• **DIRECTIONS**
Among the lines of the material, copy those that hold the string "description".
Segment Start: INPUT DATA
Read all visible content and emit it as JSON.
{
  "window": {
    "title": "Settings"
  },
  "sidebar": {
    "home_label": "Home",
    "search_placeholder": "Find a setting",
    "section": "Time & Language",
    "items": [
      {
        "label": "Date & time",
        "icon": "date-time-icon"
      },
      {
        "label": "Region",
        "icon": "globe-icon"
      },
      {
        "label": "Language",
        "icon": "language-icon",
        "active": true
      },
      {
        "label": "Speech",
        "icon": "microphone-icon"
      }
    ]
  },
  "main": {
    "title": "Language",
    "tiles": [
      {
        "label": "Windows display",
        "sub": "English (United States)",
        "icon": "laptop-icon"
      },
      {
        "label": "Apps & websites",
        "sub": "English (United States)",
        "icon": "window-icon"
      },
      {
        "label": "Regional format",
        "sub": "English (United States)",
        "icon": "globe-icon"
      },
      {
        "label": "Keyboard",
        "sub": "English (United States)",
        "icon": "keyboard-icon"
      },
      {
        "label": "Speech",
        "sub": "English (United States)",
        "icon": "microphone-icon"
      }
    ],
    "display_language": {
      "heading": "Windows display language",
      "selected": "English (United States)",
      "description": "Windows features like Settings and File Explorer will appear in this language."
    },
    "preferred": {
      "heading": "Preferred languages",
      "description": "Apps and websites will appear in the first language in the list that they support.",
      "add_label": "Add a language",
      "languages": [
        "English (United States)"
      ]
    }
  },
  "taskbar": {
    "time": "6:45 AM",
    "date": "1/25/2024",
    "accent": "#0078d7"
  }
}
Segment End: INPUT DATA
• **SOLUTION TO THIS PROBLEM**
      "description": "Windows features like Settings and File Explorer will appear in this language."
      "description": "Apps and websites will appear in the first language in the list that they support.",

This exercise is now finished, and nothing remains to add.